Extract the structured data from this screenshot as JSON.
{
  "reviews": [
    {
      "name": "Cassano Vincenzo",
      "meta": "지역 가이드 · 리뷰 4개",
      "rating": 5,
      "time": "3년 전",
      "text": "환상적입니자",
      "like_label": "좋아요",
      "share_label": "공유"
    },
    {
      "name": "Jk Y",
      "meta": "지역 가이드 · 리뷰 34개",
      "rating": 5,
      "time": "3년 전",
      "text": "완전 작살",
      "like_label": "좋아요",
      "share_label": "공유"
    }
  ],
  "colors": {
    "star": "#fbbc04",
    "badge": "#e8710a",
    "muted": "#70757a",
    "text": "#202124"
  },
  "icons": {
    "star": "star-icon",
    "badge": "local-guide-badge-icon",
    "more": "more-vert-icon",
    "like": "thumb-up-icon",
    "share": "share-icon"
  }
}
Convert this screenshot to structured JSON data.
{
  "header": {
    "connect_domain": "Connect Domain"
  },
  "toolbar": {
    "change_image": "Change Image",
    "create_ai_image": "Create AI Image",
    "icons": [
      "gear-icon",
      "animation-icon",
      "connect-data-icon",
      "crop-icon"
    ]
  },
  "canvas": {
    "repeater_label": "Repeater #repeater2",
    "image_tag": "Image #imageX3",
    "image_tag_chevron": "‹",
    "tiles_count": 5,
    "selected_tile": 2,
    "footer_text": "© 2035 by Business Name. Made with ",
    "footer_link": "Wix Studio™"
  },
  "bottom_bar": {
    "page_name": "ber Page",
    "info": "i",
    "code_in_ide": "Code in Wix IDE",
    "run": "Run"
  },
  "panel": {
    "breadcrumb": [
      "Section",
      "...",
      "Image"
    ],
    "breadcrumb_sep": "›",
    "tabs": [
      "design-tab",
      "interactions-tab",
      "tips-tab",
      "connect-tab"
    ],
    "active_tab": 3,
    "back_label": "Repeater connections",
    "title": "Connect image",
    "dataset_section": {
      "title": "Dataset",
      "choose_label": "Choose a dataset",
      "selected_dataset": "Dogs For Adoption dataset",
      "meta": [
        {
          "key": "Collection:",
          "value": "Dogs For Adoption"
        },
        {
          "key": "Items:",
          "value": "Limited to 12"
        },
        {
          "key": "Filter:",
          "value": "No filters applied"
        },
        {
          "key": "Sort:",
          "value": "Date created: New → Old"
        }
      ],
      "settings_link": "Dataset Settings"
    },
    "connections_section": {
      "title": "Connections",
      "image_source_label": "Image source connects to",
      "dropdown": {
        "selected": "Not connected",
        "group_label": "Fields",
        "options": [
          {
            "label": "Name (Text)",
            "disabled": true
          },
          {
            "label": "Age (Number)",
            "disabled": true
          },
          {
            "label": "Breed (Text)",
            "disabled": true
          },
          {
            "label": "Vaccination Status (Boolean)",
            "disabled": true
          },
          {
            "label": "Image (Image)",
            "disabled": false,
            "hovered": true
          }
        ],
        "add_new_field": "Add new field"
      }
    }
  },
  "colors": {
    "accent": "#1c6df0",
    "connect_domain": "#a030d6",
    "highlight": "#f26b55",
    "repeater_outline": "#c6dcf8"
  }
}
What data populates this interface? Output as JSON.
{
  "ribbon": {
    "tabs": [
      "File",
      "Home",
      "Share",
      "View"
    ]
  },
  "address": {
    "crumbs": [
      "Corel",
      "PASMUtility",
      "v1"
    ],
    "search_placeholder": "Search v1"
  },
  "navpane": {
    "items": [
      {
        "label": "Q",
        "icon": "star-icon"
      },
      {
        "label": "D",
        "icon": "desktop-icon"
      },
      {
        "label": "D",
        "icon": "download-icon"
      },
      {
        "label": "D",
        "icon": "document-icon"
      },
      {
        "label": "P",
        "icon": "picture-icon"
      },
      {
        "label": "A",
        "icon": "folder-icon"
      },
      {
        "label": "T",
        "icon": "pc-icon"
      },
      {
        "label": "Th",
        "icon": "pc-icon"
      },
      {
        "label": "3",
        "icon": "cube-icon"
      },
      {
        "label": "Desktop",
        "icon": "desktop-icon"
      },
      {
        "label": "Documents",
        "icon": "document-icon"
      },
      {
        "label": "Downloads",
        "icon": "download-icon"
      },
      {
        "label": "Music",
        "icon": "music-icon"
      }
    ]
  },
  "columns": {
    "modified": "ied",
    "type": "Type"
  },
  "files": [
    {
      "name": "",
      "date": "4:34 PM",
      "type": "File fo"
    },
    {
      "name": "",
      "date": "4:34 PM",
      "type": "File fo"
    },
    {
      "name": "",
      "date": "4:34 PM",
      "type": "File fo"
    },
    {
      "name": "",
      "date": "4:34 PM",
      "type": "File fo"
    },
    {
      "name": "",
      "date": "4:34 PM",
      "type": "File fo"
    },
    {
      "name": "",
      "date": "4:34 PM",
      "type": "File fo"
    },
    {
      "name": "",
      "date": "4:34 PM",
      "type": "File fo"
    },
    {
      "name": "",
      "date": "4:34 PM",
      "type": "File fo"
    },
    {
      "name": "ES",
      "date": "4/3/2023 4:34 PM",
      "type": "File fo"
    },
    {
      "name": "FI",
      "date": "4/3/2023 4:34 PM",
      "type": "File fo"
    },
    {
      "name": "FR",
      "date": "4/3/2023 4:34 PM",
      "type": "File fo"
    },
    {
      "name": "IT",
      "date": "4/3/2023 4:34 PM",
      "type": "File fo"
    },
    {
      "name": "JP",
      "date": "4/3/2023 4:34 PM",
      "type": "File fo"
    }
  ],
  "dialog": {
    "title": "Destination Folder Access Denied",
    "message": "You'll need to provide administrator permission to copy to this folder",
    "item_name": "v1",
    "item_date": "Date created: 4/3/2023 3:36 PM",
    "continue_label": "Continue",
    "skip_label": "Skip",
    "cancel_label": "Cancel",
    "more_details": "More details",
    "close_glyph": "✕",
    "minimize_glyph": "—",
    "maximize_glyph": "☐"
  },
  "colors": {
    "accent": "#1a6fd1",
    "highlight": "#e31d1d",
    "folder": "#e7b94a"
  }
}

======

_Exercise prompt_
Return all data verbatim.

_Exercise result_
Extract the structured data from this screenshot as JSON.
{
  "reviews": [
    {
      "name": "Cassano Vincenzo",
      "meta": "지역 가이드 · 리뷰 4개",
      "rating": 5,
      "time": "3년 전",
      "text": "환상적입니자",
      "like_label": "좋아요",
      "share_label": "공유"
    },
    {
      "name": "Jk Y",
      "meta": "지역 가이드 · 리뷰 34개",
      "rating": 5,
      "time": "3년 전",
      "text": "완전 작살",
      "like_label": "좋아요",
      "share_label": "공유"
    }
  ],
  "colors": {
    "star": "#fbbc04",
    "badge": "#e8710a",
    "muted": "#70757a",
    "text": "#202124"
  },
  "icons": {
    "star": "star-icon",
    "badge": "local-guide-badge-icon",
    "more": "more-vert-icon",
    "like": "thumb-up-icon",
    "share": "share-icon"
  }
}
Convert this screenshot to structured JSON data.
{
  "header": {
    "connect_domain": "Connect Domain"
  },
  "toolbar": {
    "change_image": "Change Image",
    "create_ai_image": "Create AI Image",
    "icons": [
      "gear-icon",
      "animation-icon",
      "connect-data-icon",
      "crop-icon"
    ]
  },
  "canvas": {
    "repeater_label": "Repeater #repeater2",
    "image_tag": "Image #imageX3",
    "image_tag_chevron": "‹",
    "tiles_count": 5,
    "selected_tile": 2,
    "footer_text": "© 2035 by Business Name. Made with ",
    "footer_link": "Wix Studio™"
  },
  "bottom_bar": {
    "page_name": "ber Page",
    "info": "i",
    "code_in_ide": "Code in Wix IDE",
    "run": "Run"
  },
  "panel": {
    "breadcrumb": [
      "Section",
      "...",
      "Image"
    ],
    "breadcrumb_sep": "›",
    "tabs": [
      "design-tab",
      "interactions-tab",
      "tips-tab",
      "connect-tab"
    ],
    "active_tab": 3,
    "back_label": "Repeater connections",
    "title": "Connect image",
    "dataset_section": {
      "title": "Dataset",
      "choose_label": "Choose a dataset",
      "selected_dataset": "Dogs For Adoption dataset",
      "meta": [
        {
          "key": "Collection:",
          "value": "Dogs For Adoption"
        },
        {
          "key": "Items:",
          "value": "Limited to 12"
        },
        {
          "key": "Filter:",
          "value": "No filters applied"
        },
        {
          "key": "Sort:",
          "value": "Date created: New → Old"
        }
      ],
      "settings_link": "Dataset Settings"
    },
    "connections_section": {
      "title": "Connections",
      "image_source_label": "Image source connects to",
      "dropdown": {
        "selected": "Not connected",
        "group_label": "Fields",
        "options": [
          {
            "label": "Name (Text)",
            "disabled": true
          },
          {
            "label": "Age (Number)",
            "disabled": true
          },
          {
            "label": "Breed (Text)",
            "disabled": true
          },
          {
            "label": "Vaccination Status (Boolean)",
            "disabled": true
          },
          {
            "label": "Image (Image)",
            "disabled": false,
            "hovered": true
          }
        ],
        "add_new_field": "Add new field"
      }
    }
  },
  "colors": {
    "accent": "#1c6df0",
    "connect_domain": "#a030d6",
    "highlight": "#f26b55",
    "repeater_outline": "#c6dcf8"
  }
}
What data populates this interface? Output as JSON.
{
  "ribbon": {
    "tabs": [
      "File",
      "Home",
      "Share",
      "View"
    ]
  },
  "address": {
    "crumbs": [
      "Corel",
      "PASMUtility",
      "v1"
    ],
    "search_placeholder": "Search v1"
  },
  "navpane": {
    "items": [
      {
        "label": "Q",
        "icon": "star-icon"
      },
      {
        "label": "D",
        "icon": "desktop-icon"
      },
      {
        "label": "D",
        "icon": "download-icon"
      },
      {
        "label": "D",
        "icon": "document-icon"
      },
      {
        "label": "P",
        "icon": "picture-icon"
      },
      {
        "label": "A",
        "icon": "folder-icon"
      },
      {
        "label": "T",
        "icon": "pc-icon"
      },
      {
        "label": "Th",
        "icon": "pc-icon"
      },
      {
        "label": "3",
        "icon": "cube-icon"
      },
      {
        "label": "Desktop",
        "icon": "desktop-icon"
      },
      {
        "label": "Documents",
        "icon": "document-icon"
      },
      {
        "label": "Downloads",
        "icon": "download-icon"
      },
      {
        "label": "Music",
        "icon": "music-icon"
      }
    ]
  },
  "columns": {
    "modified": "ied",
    "type": "Type"
  },
  "files": [
    {
      "name": "",
      "date": "4:34 PM",
      "type": "File fo"
    },
    {
      "name": "",
      "date": "4:34 PM",
      "type": "File fo"
    },
    {
      "name": "",
      "date": "4:34 PM",
      "type": "File fo"
    },
    {
      "name": "",
      "date": "4:34 PM",
      "type": "File fo"
    },
    {
      "name": "",
      "date": "4:34 PM",
      "type": "File fo"
    },
    {
      "name": "",
      "date": "4:34 PM",
      "type": "File fo"
    },
    {
      "name": "",
      "date": "4:34 PM",
      "type": "File fo"
    },
    {
      "name": "",
      "date": "4:34 PM",
      "type": "File fo"
    },
    {
      "name": "ES",
      "date": "4/3/2023 4:34 PM",
      "type": "File fo"
    },
    {
      "name": "FI",
      "date": "4/3/2023 4:34 PM",
      "type": "File fo"
    },
    {
      "name": "FR",
      "date": "4/3/2023 4:34 PM",
      "type": "File fo"
    },
    {
      "name": "IT",
      "date": "4/3/2023 4:34 PM",
      "type": "File fo"
    },
    {
      "name": "JP",
      "date": "4/3/2023 4:34 PM",
      "type": "File fo"
    }
  ],
  "dialog": {
    "title": "Destination Folder Access Denied",
    "message": "You'll need to provide administrator permission to copy to this folder",
    "item_name": "v1",
    "item_date": "Date created: 4/3/2023 3:36 PM",
    "continue_label": "Continue",
    "skip_label": "Skip",
    "cancel_label": "Cancel",
    "more_details": "More details",
    "close_glyph": "✕",
    "minimize_glyph": "—",
    "maximize_glyph": "☐"
  },
  "colors": {
    "accent": "#1a6fd1",
    "highlight": "#e31d1d",
    "folder": "#e7b94a"
  }
}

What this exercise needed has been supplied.